Racist ties exposed in the Times article go far beyond a single donation. Just below links to information about the “BOK KKK Ohio State Meeting“, and the “BOK KKK Pennsylvania State Meeting“, website announced: “Ron Paul for President” and “Countdown to the 5th of November”. The links take readers directly to a Ron Paul fundraising site from which they can click into the official Ron Paul 2008 donation page on the official campaign site. Like many white supremacists, Stormfront has ties to white prison gangs.

Walden also explains that, with respect to this money, Paul and his campaign people make no effort to stops it flow, no effort to repudiate it, and no effort to return it. It’s one thing to have bad people follow you around; it’s quite another thing to encourage them to do so.

The article’s publication triggered a storm of something else we are learning to associate with the Ron Paul campaign: attacks on anyone who speaks against him, whether direct or indirect. I’ve described above the indirect attacks that have been trickling into my blog. American Thinker has now come in for the same attacks, on a much larger scale, including surprising ones from people who are taking extreme positions to defend the questions that must inevitably rise about the money trail Paul’s campaign is creating. (Incidentally, I have it on good authority that, while American Thinker has only written about the most significant responses to the article, the site has been inundated by emails, most of which are unfriendly and demanding in tone.)

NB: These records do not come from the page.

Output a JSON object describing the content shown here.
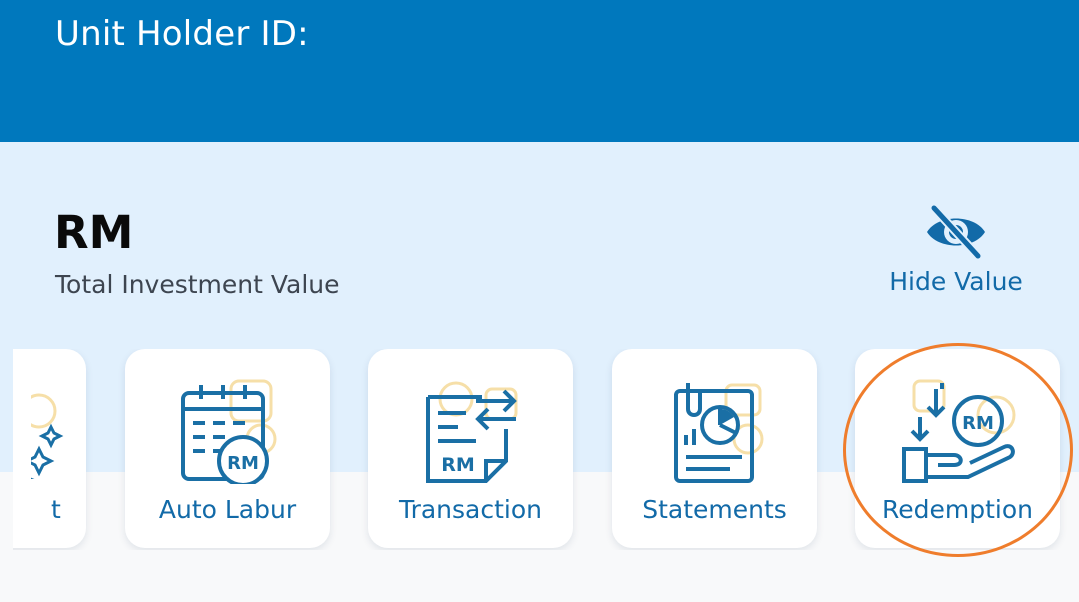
{
  "header": {
    "title": "Unit Holder ID:"
  },
  "summary": {
    "value": "RM",
    "value_label": "Total Investment Value",
    "hide_label": "Hide Value",
    "hide_icon": "eye-off-icon"
  },
  "menu": {
    "items": [
      {
        "label": "t",
        "icon": "sparkle-icon"
      },
      {
        "label": "Auto Labur",
        "icon": "calendar-rm-icon",
        "badge": "RM"
      },
      {
        "label": "Transaction",
        "icon": "document-transfer-icon",
        "badge": "RM"
      },
      {
        "label": "Statements",
        "icon": "report-chart-icon"
      },
      {
        "label": "Redemption",
        "icon": "hand-rm-coin-icon",
        "badge": "RM",
        "highlighted": true
      }
    ]
  },
  "colors": {
    "header_bg": "#0078bd",
    "summary_bg": "#e1f0fd",
    "accent": "#126aa8",
    "icon_blue": "#1a6fa5",
    "highlight_ring": "#ef7d2c"
  }
}
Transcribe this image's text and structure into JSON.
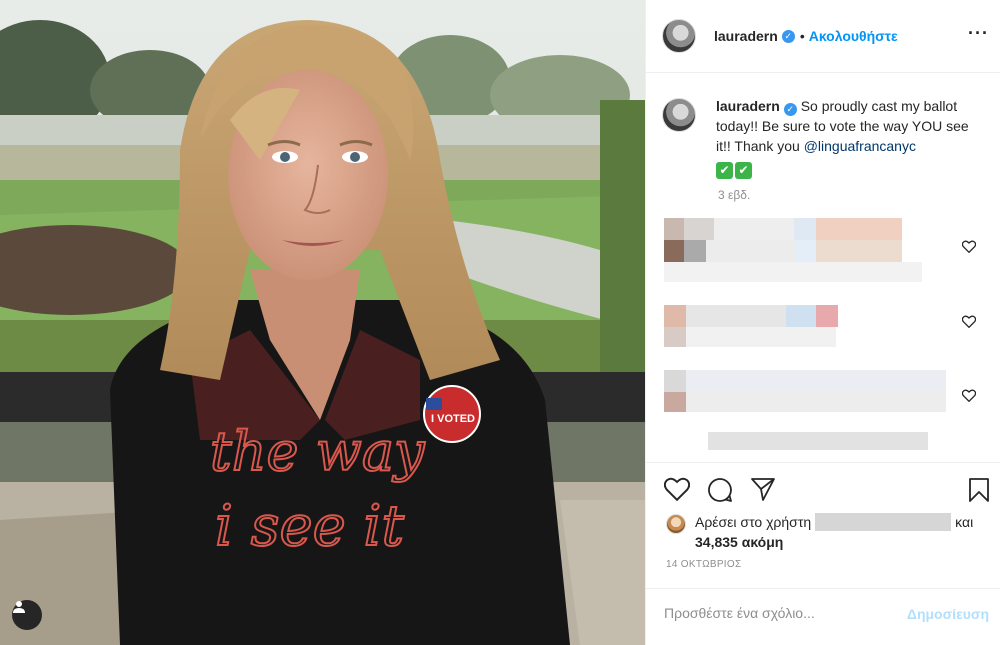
{
  "post": {
    "username": "lauradern",
    "verified_icon": "verified-badge-icon",
    "follow_label": "Ακολουθήστε",
    "more_icon": "more-options-icon",
    "photo": {
      "subject": "woman-in-black-sweater-with-i-voted-sticker",
      "sweater_text_line1": "the way",
      "sweater_text_line2": "i see it",
      "sticker_text": "I VOTED"
    },
    "caption": {
      "username": "lauradern",
      "text": "So proudly cast my ballot today!! Be sure to vote the way YOU see it!! Thank you",
      "mention": "@linguafrancanyc",
      "emoji": [
        "✔",
        "✔"
      ],
      "time_ago": "3 εβδ."
    },
    "likes": {
      "prefix": "Αρέσει στο χρήστη",
      "conjunction": "και",
      "count_text": "34,835 ακόμη"
    },
    "date": "14 ΟΚΤΩΒΡΙΟΣ",
    "comment_box": {
      "placeholder": "Προσθέστε ένα σχόλιο...",
      "post_label": "Δημοσίευση"
    }
  },
  "colors": {
    "link": "#0095f6",
    "mention": "#00376b",
    "muted": "#8e8e8e",
    "border": "#efefef",
    "post_disabled": "#b2dffc"
  }
}
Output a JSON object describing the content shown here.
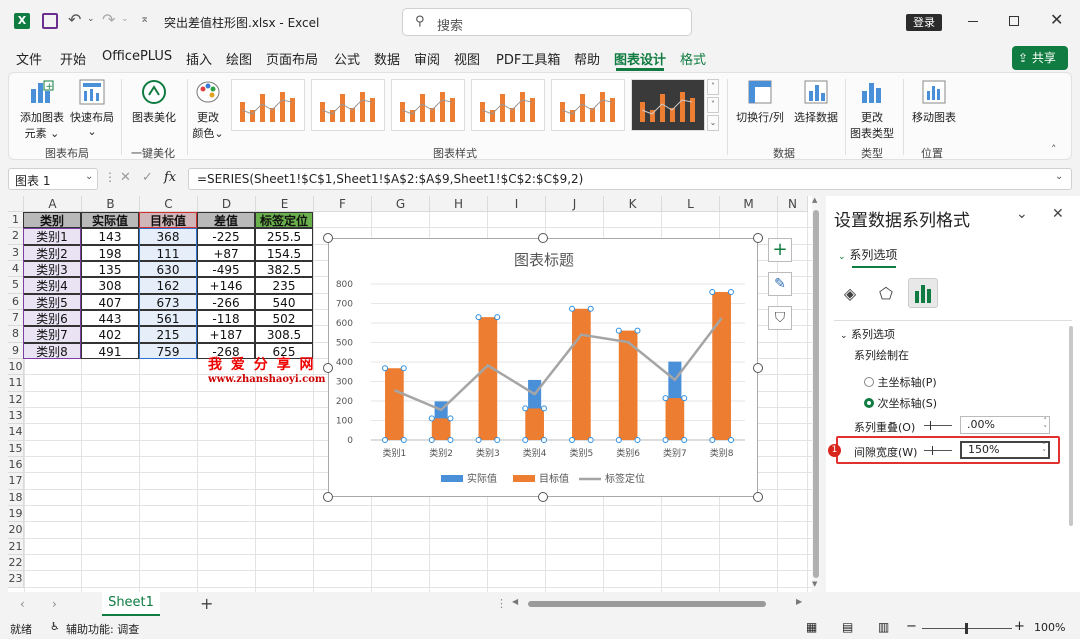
{
  "titlebar": {
    "filename": "突出差值柱形图.xlsx",
    "app": "Excel",
    "search_placeholder": "搜索",
    "login": "登录"
  },
  "menu": [
    "文件",
    "开始",
    "OfficePLUS",
    "插入",
    "绘图",
    "页面布局",
    "公式",
    "数据",
    "审阅",
    "视图",
    "PDF工具箱",
    "帮助",
    "图表设计",
    "格式"
  ],
  "share": "共享",
  "ribbon": {
    "add_element": "添加图表",
    "add_element2": "元素",
    "quick_layout": "快速布局",
    "beautify": "图表美化",
    "change_color": "更改",
    "change_color2": "颜色",
    "switch_rowcol": "切换行/列",
    "select_data": "选择数据",
    "change_type": "更改",
    "change_type2": "图表类型",
    "move_chart": "移动图表",
    "groups": {
      "layout": "图表布局",
      "beautify": "一键美化",
      "styles": "图表样式",
      "data": "数据",
      "type": "类型",
      "location": "位置"
    }
  },
  "formula": {
    "namebox": "图表 1",
    "fx": "fx",
    "text": "=SERIES(Sheet1!$C$1,Sheet1!$A$2:$A$9,Sheet1!$C$2:$C$9,2)"
  },
  "sheet": {
    "columns": [
      "A",
      "B",
      "C",
      "D",
      "E",
      "F",
      "G",
      "H",
      "I",
      "J",
      "K",
      "L",
      "M",
      "N"
    ],
    "rows": [
      "1",
      "2",
      "3",
      "4",
      "5",
      "6",
      "7",
      "8",
      "9",
      "10",
      "11",
      "12",
      "13",
      "14",
      "15",
      "16",
      "17",
      "18",
      "19",
      "20",
      "21",
      "22",
      "23"
    ],
    "headers": [
      "类别",
      "实际值",
      "目标值",
      "差值",
      "标签定位"
    ],
    "data": [
      [
        "类别1",
        "143",
        "368",
        "-225",
        "255.5"
      ],
      [
        "类别2",
        "198",
        "111",
        "+87",
        "154.5"
      ],
      [
        "类别3",
        "135",
        "630",
        "-495",
        "382.5"
      ],
      [
        "类别4",
        "308",
        "162",
        "+146",
        "235"
      ],
      [
        "类别5",
        "407",
        "673",
        "-266",
        "540"
      ],
      [
        "类别6",
        "443",
        "561",
        "-118",
        "502"
      ],
      [
        "类别7",
        "402",
        "215",
        "+187",
        "308.5"
      ],
      [
        "类别8",
        "491",
        "759",
        "-268",
        "625"
      ]
    ],
    "watermark": "我 爱 分 享 网",
    "watermark_url": "www.zhanshaoyi.com"
  },
  "chart_data": {
    "type": "bar",
    "title": "图表标题",
    "categories": [
      "类别1",
      "类别2",
      "类别3",
      "类别4",
      "类别5",
      "类别6",
      "类别7",
      "类别8"
    ],
    "series": [
      {
        "name": "实际值",
        "values": [
          143,
          198,
          135,
          308,
          407,
          443,
          402,
          491
        ],
        "color": "#4a90d9"
      },
      {
        "name": "目标值",
        "values": [
          368,
          111,
          630,
          162,
          673,
          561,
          215,
          759
        ],
        "color": "#ed7d31"
      },
      {
        "name": "标签定位",
        "type": "line",
        "values": [
          255.5,
          154.5,
          382.5,
          235,
          540,
          502,
          308.5,
          625
        ],
        "color": "#a5a5a5"
      }
    ],
    "ylim": [
      0,
      800
    ],
    "yticks": [
      "0",
      "100",
      "200",
      "300",
      "400",
      "500",
      "600",
      "700",
      "800"
    ],
    "legend": "bottom"
  },
  "pane": {
    "title": "设置数据系列格式",
    "tab": "系列选项",
    "section": "系列选项",
    "plot_on": "系列绘制在",
    "primary": "主坐标轴(P)",
    "secondary": "次坐标轴(S)",
    "overlap_label": "系列重叠(O)",
    "overlap_value": ".00%",
    "gap_label": "间隙宽度(W)",
    "gap_value": "150%",
    "badge": "1"
  },
  "tabs": {
    "sheet": "Sheet1"
  },
  "status": {
    "ready": "就绪",
    "accessibility": "辅助功能: 调查",
    "zoom": "100%"
  }
}
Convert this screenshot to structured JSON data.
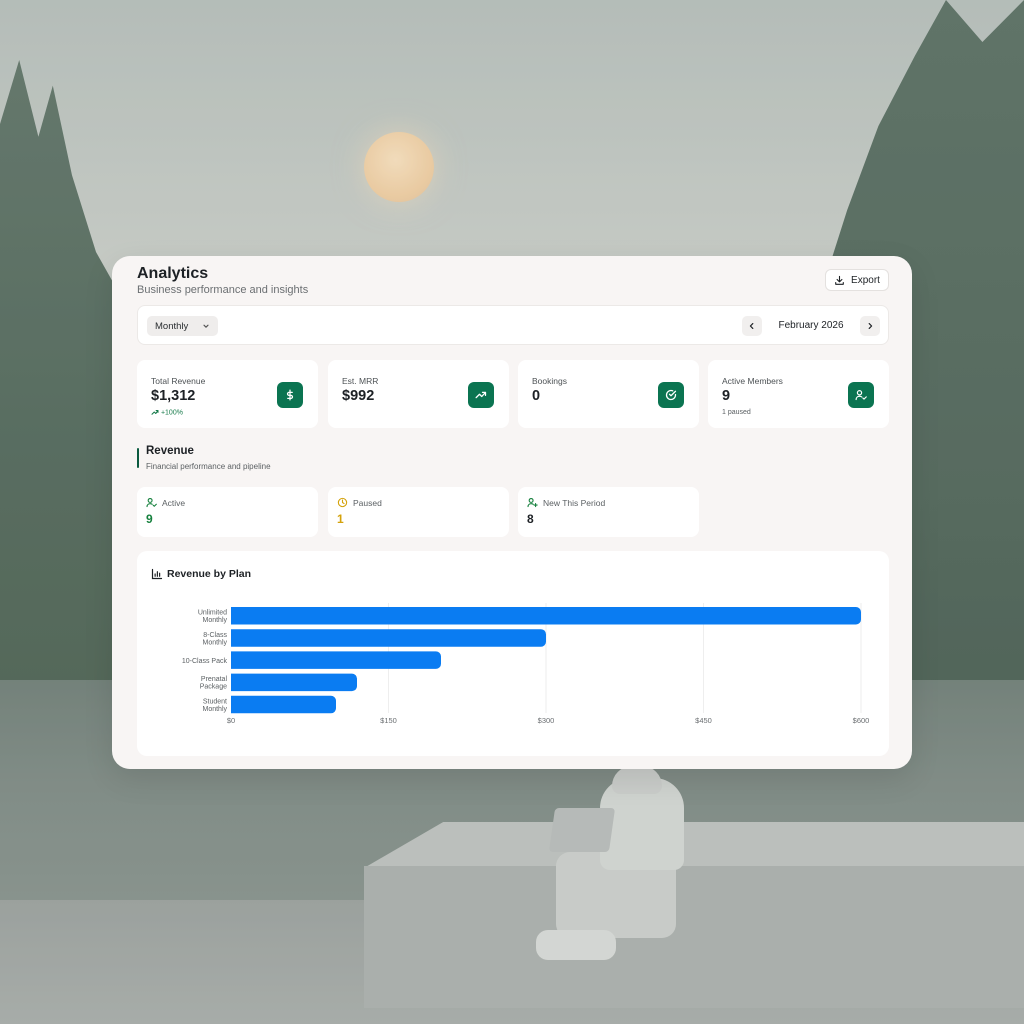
{
  "header": {
    "title": "Analytics",
    "subtitle": "Business performance and insights",
    "export_label": "Export"
  },
  "toolbar": {
    "period": "Monthly",
    "month": "February 2026"
  },
  "stats": [
    {
      "label": "Total Revenue",
      "value": "$1,312",
      "note": "+100%",
      "icon": "dollar-icon"
    },
    {
      "label": "Est. MRR",
      "value": "$992",
      "note": "",
      "icon": "trending-up-icon"
    },
    {
      "label": "Bookings",
      "value": "0",
      "note": "",
      "icon": "check-circle-icon"
    },
    {
      "label": "Active Members",
      "value": "9",
      "note": "1 paused",
      "icon": "user-check-icon"
    }
  ],
  "revenue_section": {
    "title": "Revenue",
    "subtitle": "Financial performance and pipeline"
  },
  "member_stats": [
    {
      "label": "Active",
      "value": "9",
      "color": "#15803d",
      "icon": "user-check-icon"
    },
    {
      "label": "Paused",
      "value": "1",
      "color": "#d4a20b",
      "icon": "clock-icon"
    },
    {
      "label": "New This Period",
      "value": "8",
      "color": "#1d2125",
      "icon": "user-plus-icon"
    }
  ],
  "colors": {
    "accent": "#0b7451",
    "bar": "#0a7cf2"
  },
  "chart_data": {
    "type": "bar",
    "orientation": "horizontal",
    "title": "Revenue by Plan",
    "categories": [
      [
        "Unlimited",
        "Monthly"
      ],
      [
        "8-Class",
        "Monthly"
      ],
      [
        "10-Class Pack"
      ],
      [
        "Prenatal",
        "Package"
      ],
      [
        "Student",
        "Monthly"
      ]
    ],
    "values": [
      600,
      300,
      200,
      120,
      100
    ],
    "xlim": [
      0,
      600
    ],
    "x_ticks": [
      0,
      150,
      300,
      450,
      600
    ],
    "x_tick_labels": [
      "$0",
      "$150",
      "$300",
      "$450",
      "$600"
    ],
    "grid": true
  }
}
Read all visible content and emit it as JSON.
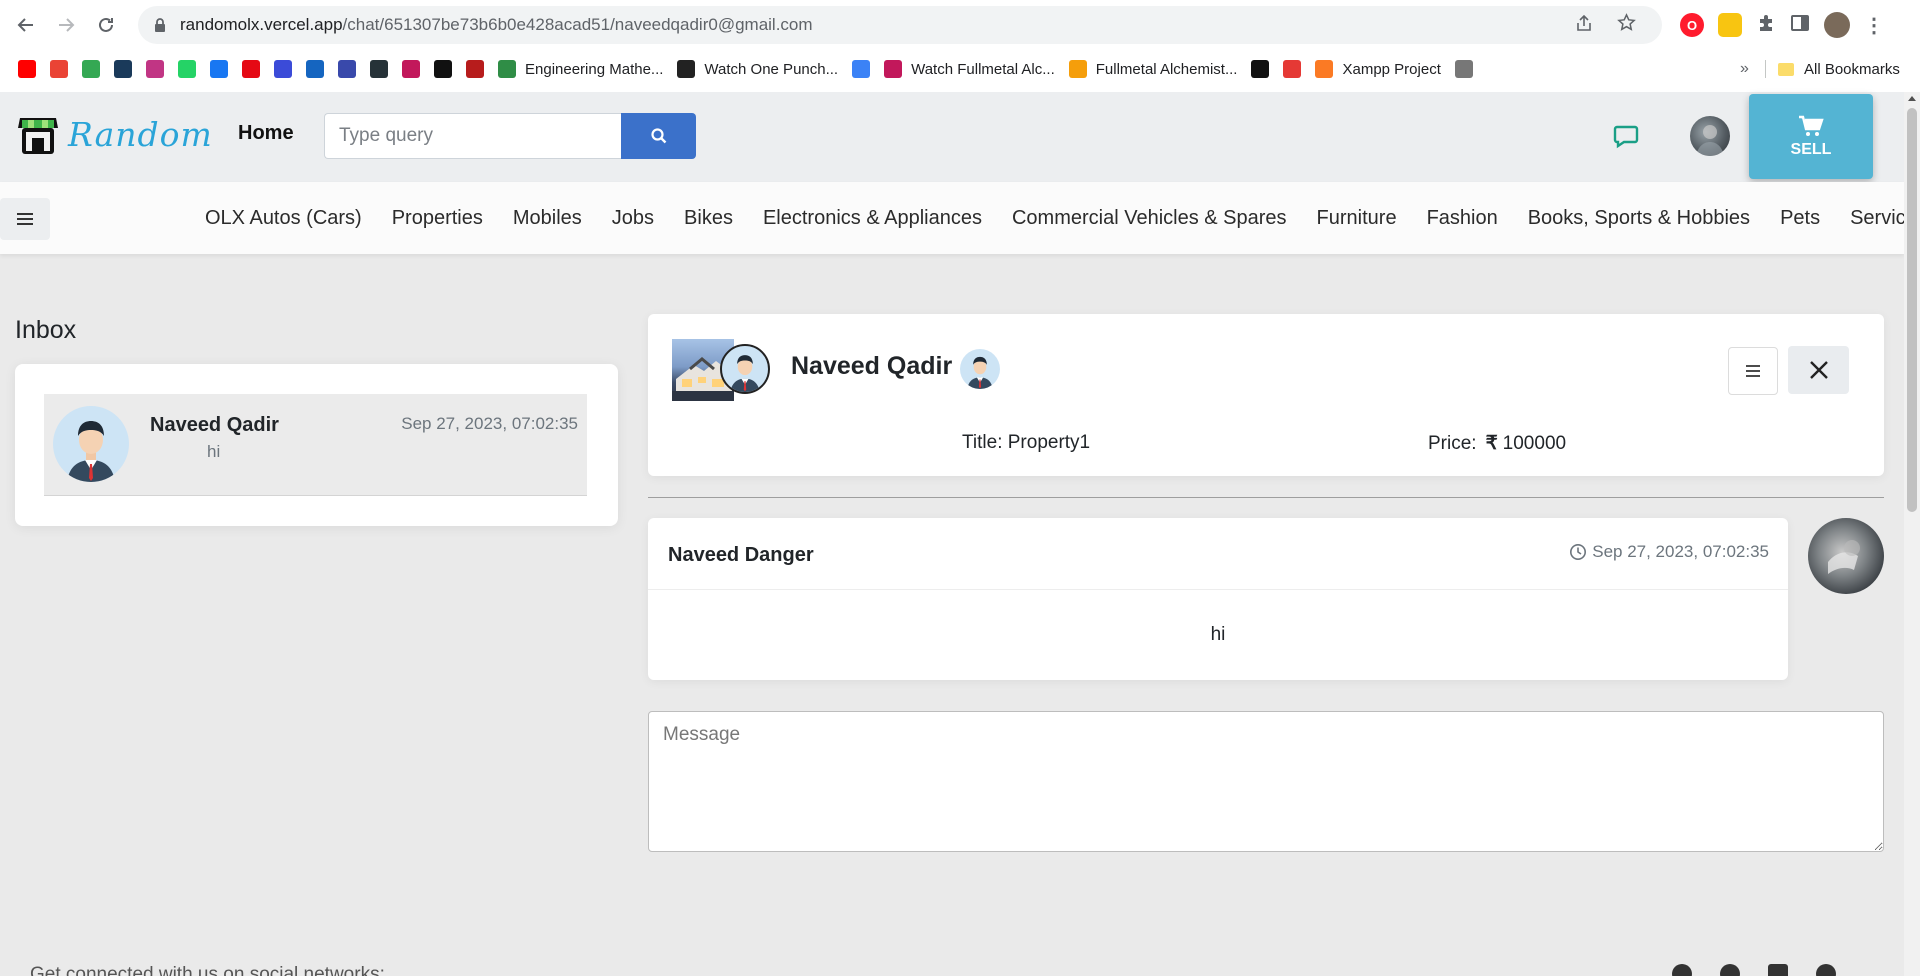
{
  "browser": {
    "url_host": "randomolx.vercel.app",
    "url_path": "/chat/651307be73b6b0e428acad51/naveedqadir0@gmail.com",
    "bookmarks": [
      {
        "label": "",
        "icon": "youtube-icon",
        "color": "#ff0000"
      },
      {
        "label": "",
        "icon": "gmail-icon",
        "color": "#ea4335"
      },
      {
        "label": "",
        "icon": "maps-icon",
        "color": "#34a853"
      },
      {
        "label": "",
        "icon": "app-icon",
        "color": "#1a3a5a"
      },
      {
        "label": "",
        "icon": "instagram-icon",
        "color": "#c13584"
      },
      {
        "label": "",
        "icon": "whatsapp-icon",
        "color": "#25d366"
      },
      {
        "label": "",
        "icon": "facebook-icon",
        "color": "#1877f2"
      },
      {
        "label": "",
        "icon": "netflix-icon",
        "color": "#e50914"
      },
      {
        "label": "",
        "icon": "u-icon",
        "color": "#3b4bd8"
      },
      {
        "label": "",
        "icon": "play-icon",
        "color": "#1565c0"
      },
      {
        "label": "",
        "icon": "grid-icon",
        "color": "#3949ab"
      },
      {
        "label": "",
        "icon": "grid-icon-2",
        "color": "#263238"
      },
      {
        "label": "",
        "icon": "play-circle-icon",
        "color": "#c2185b"
      },
      {
        "label": "",
        "icon": "udemy-icon",
        "color": "#111111"
      },
      {
        "label": "",
        "icon": "ez-icon",
        "color": "#b71c1c"
      },
      {
        "label": "Engineering Mathe...",
        "icon": "gfg-icon",
        "color": "#2f8d46"
      },
      {
        "label": "Watch One Punch...",
        "icon": "shield-icon",
        "color": "#222222"
      },
      {
        "label": "",
        "icon": "play-blue-icon",
        "color": "#3b82f6"
      },
      {
        "label": "Watch Fullmetal Alc...",
        "icon": "play-red-icon",
        "color": "#c2185b"
      },
      {
        "label": "Fullmetal Alchemist...",
        "icon": "colorful-icon",
        "color": "#f59e0b"
      },
      {
        "label": "",
        "icon": "swoosh-icon",
        "color": "#111111"
      },
      {
        "label": "",
        "icon": "colorful-icon-2",
        "color": "#e53935"
      },
      {
        "label": "Xampp Project",
        "icon": "xampp-icon",
        "color": "#fb7a24"
      },
      {
        "label": "",
        "icon": "dash-icon",
        "color": "#777777"
      }
    ],
    "more": "»",
    "all_bookmarks": "All Bookmarks"
  },
  "header": {
    "logo_text": "Random",
    "home": "Home",
    "search_placeholder": "Type query",
    "sell_label": "SELL"
  },
  "categories": [
    "OLX Autos (Cars)",
    "Properties",
    "Mobiles",
    "Jobs",
    "Bikes",
    "Electronics & Appliances",
    "Commercial Vehicles & Spares",
    "Furniture",
    "Fashion",
    "Books, Sports & Hobbies",
    "Pets",
    "Services"
  ],
  "inbox": {
    "title": "Inbox",
    "conversations": [
      {
        "name": "Naveed Qadir",
        "time": "Sep 27, 2023, 07:02:35",
        "last_message": "hi"
      }
    ]
  },
  "chat": {
    "seller_name": "Naveed Qadir",
    "title_label": "Title:",
    "title_value": "Property1",
    "price_label": "Price:",
    "currency": "₹",
    "price_value": "100000",
    "messages": [
      {
        "sender": "Naveed Danger",
        "time": "Sep 27, 2023, 07:02:35",
        "text": "hi"
      }
    ],
    "message_placeholder": "Message"
  },
  "footer": {
    "text": "Get connected with us on social networks:"
  }
}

I should be clear here that I am not making a blanket accusation that Ron Paul supporters are neo-Nazis or that they advocate vile racialist positions. Nor am I trying to say that Paul’s campaign positions, many of which are innocuous (although sometimes silly) on their face, are the type of things that would set White Supremacist warning bells ringing in the average person. I am saying, however, that it is disturbing when an increasingly visible presidential candidate willing accepts money from organizations that represent the worst America has to offer and that, instead of rejecting the money and speaking out against these people, keeps the money and attacks those who point out that there’s something rotten going on.

UPDATE: Incidentally, I’m taking with more than a grain of salt any pro-Ron Paul comments here that purport to come from Jews who have no problem with Paul’s refusal to disavow the White Supremacists who are currently pumping up his candidacy. At least one Ron Paul front organization called “Jews for Ron Paul,” is almost certainly a fraud. (h/t LGF.) If Ron Paul doesn’t want to get pulled down into this kind of muck and mire, he needs to take a stand against this stuff. His positions, for better or worse, are going to get lost in the mud that’s starting to stick.

UPDATE II:  I figured out a way to look at this:  If something is attracting flies, you need to investigate to discover whether they’re drawn because the object is sweet or rotten.  Unless Paul begins to explain why those flies are drawn to him, and begins to take steps to brush them off, the idea that his campaign is a neo-Nazi fly magnet because it’s rotten is going to take hold.  And because most Americans are repulsed by neo-Nazis, it will inevitably jettison any chance he has of success.  Since I’m not a Paul fan, I don’t care if the doesn’t succeed, but you’d think that his supporters would care.